== Exercise ==
Could you report every line from the entries that includes the word "backup"?

== Data for this task ==
#####

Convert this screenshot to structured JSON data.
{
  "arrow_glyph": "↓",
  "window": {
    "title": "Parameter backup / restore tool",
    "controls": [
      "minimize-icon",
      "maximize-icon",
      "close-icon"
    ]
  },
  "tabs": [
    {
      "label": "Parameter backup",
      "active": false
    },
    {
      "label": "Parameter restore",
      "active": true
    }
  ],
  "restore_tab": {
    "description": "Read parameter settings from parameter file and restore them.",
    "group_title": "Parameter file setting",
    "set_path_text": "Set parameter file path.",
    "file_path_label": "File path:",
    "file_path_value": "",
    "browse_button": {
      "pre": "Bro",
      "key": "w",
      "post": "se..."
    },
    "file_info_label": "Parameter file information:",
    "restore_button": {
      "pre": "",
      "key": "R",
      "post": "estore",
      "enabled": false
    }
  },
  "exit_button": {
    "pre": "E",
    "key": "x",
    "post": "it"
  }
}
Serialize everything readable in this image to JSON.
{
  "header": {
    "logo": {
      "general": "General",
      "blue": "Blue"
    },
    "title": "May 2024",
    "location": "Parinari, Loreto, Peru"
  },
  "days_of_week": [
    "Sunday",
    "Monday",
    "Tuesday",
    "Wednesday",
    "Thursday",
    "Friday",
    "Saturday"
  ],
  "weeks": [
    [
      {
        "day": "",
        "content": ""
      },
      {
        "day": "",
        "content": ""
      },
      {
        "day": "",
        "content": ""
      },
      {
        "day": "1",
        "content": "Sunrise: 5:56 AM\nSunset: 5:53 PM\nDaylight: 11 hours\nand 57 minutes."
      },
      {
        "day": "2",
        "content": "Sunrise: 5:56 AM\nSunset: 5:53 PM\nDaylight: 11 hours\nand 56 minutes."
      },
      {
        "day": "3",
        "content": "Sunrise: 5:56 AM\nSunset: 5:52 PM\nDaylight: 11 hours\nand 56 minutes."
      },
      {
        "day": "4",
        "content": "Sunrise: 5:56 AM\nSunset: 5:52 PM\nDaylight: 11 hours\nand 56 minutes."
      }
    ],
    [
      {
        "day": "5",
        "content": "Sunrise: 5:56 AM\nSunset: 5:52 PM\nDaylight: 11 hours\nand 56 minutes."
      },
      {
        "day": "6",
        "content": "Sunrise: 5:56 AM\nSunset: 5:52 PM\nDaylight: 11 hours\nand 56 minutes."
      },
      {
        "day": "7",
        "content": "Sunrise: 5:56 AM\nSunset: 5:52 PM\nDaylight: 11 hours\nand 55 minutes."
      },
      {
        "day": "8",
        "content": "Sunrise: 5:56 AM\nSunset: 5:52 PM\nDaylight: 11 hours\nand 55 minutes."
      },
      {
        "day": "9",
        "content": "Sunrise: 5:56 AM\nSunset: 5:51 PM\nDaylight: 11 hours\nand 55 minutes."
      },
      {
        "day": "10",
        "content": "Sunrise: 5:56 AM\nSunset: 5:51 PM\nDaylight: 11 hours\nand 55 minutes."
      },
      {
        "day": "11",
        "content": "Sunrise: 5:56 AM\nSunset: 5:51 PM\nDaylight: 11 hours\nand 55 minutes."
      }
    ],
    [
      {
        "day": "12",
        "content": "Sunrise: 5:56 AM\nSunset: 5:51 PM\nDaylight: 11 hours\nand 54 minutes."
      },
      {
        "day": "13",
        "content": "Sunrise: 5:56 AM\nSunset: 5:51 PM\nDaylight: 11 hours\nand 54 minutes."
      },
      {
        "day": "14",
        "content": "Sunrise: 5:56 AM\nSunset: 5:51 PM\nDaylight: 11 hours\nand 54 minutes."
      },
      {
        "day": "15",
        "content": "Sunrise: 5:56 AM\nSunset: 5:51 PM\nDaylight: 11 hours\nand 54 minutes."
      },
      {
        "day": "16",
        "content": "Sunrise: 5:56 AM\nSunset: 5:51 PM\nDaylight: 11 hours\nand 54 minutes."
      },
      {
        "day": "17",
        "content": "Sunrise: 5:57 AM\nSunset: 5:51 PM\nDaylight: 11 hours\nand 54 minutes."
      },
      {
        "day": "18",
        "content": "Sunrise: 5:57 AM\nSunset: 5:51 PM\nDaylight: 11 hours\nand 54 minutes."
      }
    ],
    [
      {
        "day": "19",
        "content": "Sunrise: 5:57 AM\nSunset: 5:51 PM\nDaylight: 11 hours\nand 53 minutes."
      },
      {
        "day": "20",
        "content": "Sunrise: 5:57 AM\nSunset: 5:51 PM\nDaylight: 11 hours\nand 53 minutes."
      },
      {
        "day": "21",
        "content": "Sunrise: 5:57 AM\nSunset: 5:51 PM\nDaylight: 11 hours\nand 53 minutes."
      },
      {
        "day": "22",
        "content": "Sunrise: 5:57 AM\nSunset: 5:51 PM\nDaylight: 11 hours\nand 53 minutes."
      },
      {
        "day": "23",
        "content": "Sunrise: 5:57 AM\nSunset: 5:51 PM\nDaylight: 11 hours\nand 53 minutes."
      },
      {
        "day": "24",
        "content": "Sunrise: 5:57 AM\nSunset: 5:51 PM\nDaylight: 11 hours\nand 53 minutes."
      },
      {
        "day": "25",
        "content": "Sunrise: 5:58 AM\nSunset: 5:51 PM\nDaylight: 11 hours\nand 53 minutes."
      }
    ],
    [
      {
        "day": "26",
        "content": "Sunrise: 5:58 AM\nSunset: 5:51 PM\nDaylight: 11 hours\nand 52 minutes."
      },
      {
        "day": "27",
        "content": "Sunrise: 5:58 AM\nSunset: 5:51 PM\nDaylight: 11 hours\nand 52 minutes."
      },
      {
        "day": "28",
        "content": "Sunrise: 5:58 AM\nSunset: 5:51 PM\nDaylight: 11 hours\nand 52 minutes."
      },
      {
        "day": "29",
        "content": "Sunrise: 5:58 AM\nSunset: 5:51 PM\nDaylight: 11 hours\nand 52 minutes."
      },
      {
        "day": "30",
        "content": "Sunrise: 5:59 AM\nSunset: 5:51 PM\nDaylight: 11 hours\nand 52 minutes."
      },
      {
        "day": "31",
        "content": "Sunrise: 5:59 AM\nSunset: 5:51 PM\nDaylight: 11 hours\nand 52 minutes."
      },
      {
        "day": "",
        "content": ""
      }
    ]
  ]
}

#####

== The answer ==
    "title": "Parameter backup / restore tool",
      "label": "Parameter backup",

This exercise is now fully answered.